As a child growing up in Hong Kong, Virginia Chu’s mother often gave her books that described the serendipitous and thrilling nature of scientific research: she remembers reading about Marie Curie’s pioneering career, Thomas Edison’s determination, and Einstein’s brilliance but silly mistakes, such as cooking his watch instead of the egg that he wanted to eat.
“I was a very forgetful and clumsy kid, so that made me feel like even great people make silly mistakes, and it’s okay,” Chu laughs.
Chu went on to study both biomedical engineering and occupational therapy for her undergraduate and graduate education, gaining knowledge to bridge the distinct but integrated worlds of applied science and medicine. She is now a pediatric occupational therapist and Assistant Professor in Health Professions at Virginia Commonwealth University. An underlying goal of Chu’s research is to develop novel techniques that help clinicians better understand and treat human movement disorders. Most recently, in pursuit of this goal, Chu was awarded a pilot project from C-STAR to study ways to track “tummy time,” an important play position that helps infants develop their muscles and motor control.
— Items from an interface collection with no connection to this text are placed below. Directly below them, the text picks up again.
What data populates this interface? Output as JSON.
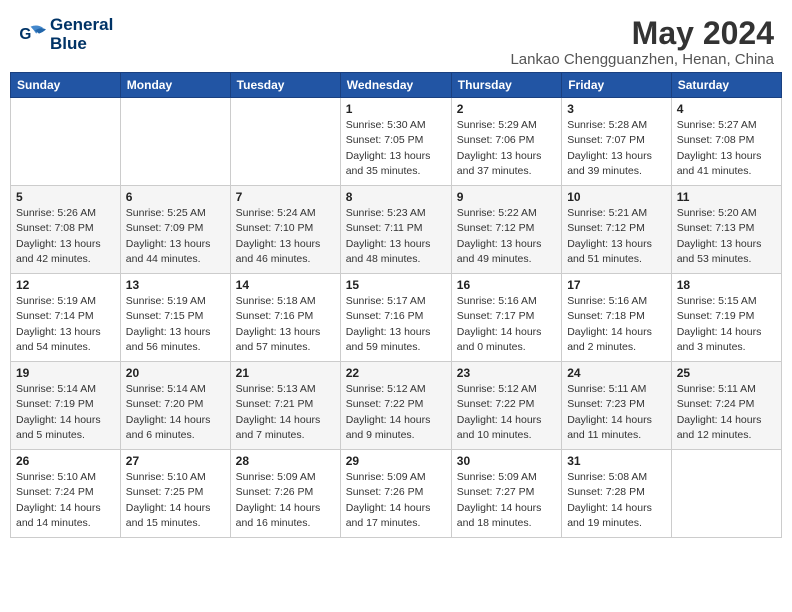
{
  "header": {
    "logo_line1": "General",
    "logo_line2": "Blue",
    "month_year": "May 2024",
    "location": "Lankao Chengguanzhen, Henan, China"
  },
  "weekdays": [
    "Sunday",
    "Monday",
    "Tuesday",
    "Wednesday",
    "Thursday",
    "Friday",
    "Saturday"
  ],
  "weeks": [
    [
      {
        "day": "",
        "info": ""
      },
      {
        "day": "",
        "info": ""
      },
      {
        "day": "",
        "info": ""
      },
      {
        "day": "1",
        "info": "Sunrise: 5:30 AM\nSunset: 7:05 PM\nDaylight: 13 hours\nand 35 minutes."
      },
      {
        "day": "2",
        "info": "Sunrise: 5:29 AM\nSunset: 7:06 PM\nDaylight: 13 hours\nand 37 minutes."
      },
      {
        "day": "3",
        "info": "Sunrise: 5:28 AM\nSunset: 7:07 PM\nDaylight: 13 hours\nand 39 minutes."
      },
      {
        "day": "4",
        "info": "Sunrise: 5:27 AM\nSunset: 7:08 PM\nDaylight: 13 hours\nand 41 minutes."
      }
    ],
    [
      {
        "day": "5",
        "info": "Sunrise: 5:26 AM\nSunset: 7:08 PM\nDaylight: 13 hours\nand 42 minutes."
      },
      {
        "day": "6",
        "info": "Sunrise: 5:25 AM\nSunset: 7:09 PM\nDaylight: 13 hours\nand 44 minutes."
      },
      {
        "day": "7",
        "info": "Sunrise: 5:24 AM\nSunset: 7:10 PM\nDaylight: 13 hours\nand 46 minutes."
      },
      {
        "day": "8",
        "info": "Sunrise: 5:23 AM\nSunset: 7:11 PM\nDaylight: 13 hours\nand 48 minutes."
      },
      {
        "day": "9",
        "info": "Sunrise: 5:22 AM\nSunset: 7:12 PM\nDaylight: 13 hours\nand 49 minutes."
      },
      {
        "day": "10",
        "info": "Sunrise: 5:21 AM\nSunset: 7:12 PM\nDaylight: 13 hours\nand 51 minutes."
      },
      {
        "day": "11",
        "info": "Sunrise: 5:20 AM\nSunset: 7:13 PM\nDaylight: 13 hours\nand 53 minutes."
      }
    ],
    [
      {
        "day": "12",
        "info": "Sunrise: 5:19 AM\nSunset: 7:14 PM\nDaylight: 13 hours\nand 54 minutes."
      },
      {
        "day": "13",
        "info": "Sunrise: 5:19 AM\nSunset: 7:15 PM\nDaylight: 13 hours\nand 56 minutes."
      },
      {
        "day": "14",
        "info": "Sunrise: 5:18 AM\nSunset: 7:16 PM\nDaylight: 13 hours\nand 57 minutes."
      },
      {
        "day": "15",
        "info": "Sunrise: 5:17 AM\nSunset: 7:16 PM\nDaylight: 13 hours\nand 59 minutes."
      },
      {
        "day": "16",
        "info": "Sunrise: 5:16 AM\nSunset: 7:17 PM\nDaylight: 14 hours\nand 0 minutes."
      },
      {
        "day": "17",
        "info": "Sunrise: 5:16 AM\nSunset: 7:18 PM\nDaylight: 14 hours\nand 2 minutes."
      },
      {
        "day": "18",
        "info": "Sunrise: 5:15 AM\nSunset: 7:19 PM\nDaylight: 14 hours\nand 3 minutes."
      }
    ],
    [
      {
        "day": "19",
        "info": "Sunrise: 5:14 AM\nSunset: 7:19 PM\nDaylight: 14 hours\nand 5 minutes."
      },
      {
        "day": "20",
        "info": "Sunrise: 5:14 AM\nSunset: 7:20 PM\nDaylight: 14 hours\nand 6 minutes."
      },
      {
        "day": "21",
        "info": "Sunrise: 5:13 AM\nSunset: 7:21 PM\nDaylight: 14 hours\nand 7 minutes."
      },
      {
        "day": "22",
        "info": "Sunrise: 5:12 AM\nSunset: 7:22 PM\nDaylight: 14 hours\nand 9 minutes."
      },
      {
        "day": "23",
        "info": "Sunrise: 5:12 AM\nSunset: 7:22 PM\nDaylight: 14 hours\nand 10 minutes."
      },
      {
        "day": "24",
        "info": "Sunrise: 5:11 AM\nSunset: 7:23 PM\nDaylight: 14 hours\nand 11 minutes."
      },
      {
        "day": "25",
        "info": "Sunrise: 5:11 AM\nSunset: 7:24 PM\nDaylight: 14 hours\nand 12 minutes."
      }
    ],
    [
      {
        "day": "26",
        "info": "Sunrise: 5:10 AM\nSunset: 7:24 PM\nDaylight: 14 hours\nand 14 minutes."
      },
      {
        "day": "27",
        "info": "Sunrise: 5:10 AM\nSunset: 7:25 PM\nDaylight: 14 hours\nand 15 minutes."
      },
      {
        "day": "28",
        "info": "Sunrise: 5:09 AM\nSunset: 7:26 PM\nDaylight: 14 hours\nand 16 minutes."
      },
      {
        "day": "29",
        "info": "Sunrise: 5:09 AM\nSunset: 7:26 PM\nDaylight: 14 hours\nand 17 minutes."
      },
      {
        "day": "30",
        "info": "Sunrise: 5:09 AM\nSunset: 7:27 PM\nDaylight: 14 hours\nand 18 minutes."
      },
      {
        "day": "31",
        "info": "Sunrise: 5:08 AM\nSunset: 7:28 PM\nDaylight: 14 hours\nand 19 minutes."
      },
      {
        "day": "",
        "info": ""
      }
    ]
  ]
}
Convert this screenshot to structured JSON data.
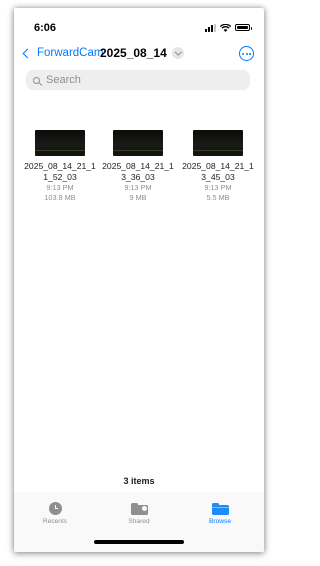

“While we understand the importance of tummy time in infants, we do not have accurate ways to track the amount of time infants spend playing on their tummy,” Chu says, adding that current measures rely almost solely on parental observation, which lacks objectivity. Accurately assessing tummy time may help clinicians identify and perhaps detect or treat motor related developments more accurately and faster.
Chu was one of four scientists to receive an award through C-STAR’s inaugural pilot project funding. For her project, Chu will use commercially available wearable sensors with a specific set of algorithms modified for home use to investigate if sensors can continuously and objectively monitor infants in their natural settings. She will compare how accurate the sensors measure tummy time compared to data from parents by reviewing video recordings. “The results of this study will inform the use of wearables for remote infant assessment and allow for monitoring of development in preterm infants through telehealth,” she explains.
Chu notes that participating in a Shirley Ryan AbilityLab Buzz Lab, where scientists and clinicians met together virtually to discuss her project, provided her with insight on how to handle the large amounts of data she needs to collect and analyze for her project, including video data, synchronization of video, and sensor data. Because of the feedback she received during the Buzz Lab, she was able to preemptively address some of the complications that often arise when collecting large amounts of data. “We have also spoken to several of the researchers further on some of these challenges and received valuable advice from them,” she adds.
In the next 5 -10 years, Chu hopes to see some of the measurement tools she develops implemented in broad clinical use. She also hopes to find her village – just as she found a world of scientific discovery in the books she read as a child. “Research is now moving more and more towards team science,” she says. “As a relatively new researcher, I am still finding my place in the scientific world, and finding my team and my village.”
Fun facts: With a 3-year-old at home and a passion for healthcare and engineering, much of her spare time is spent crafting, tinkering with gadgets, and learning activities for the children in her life.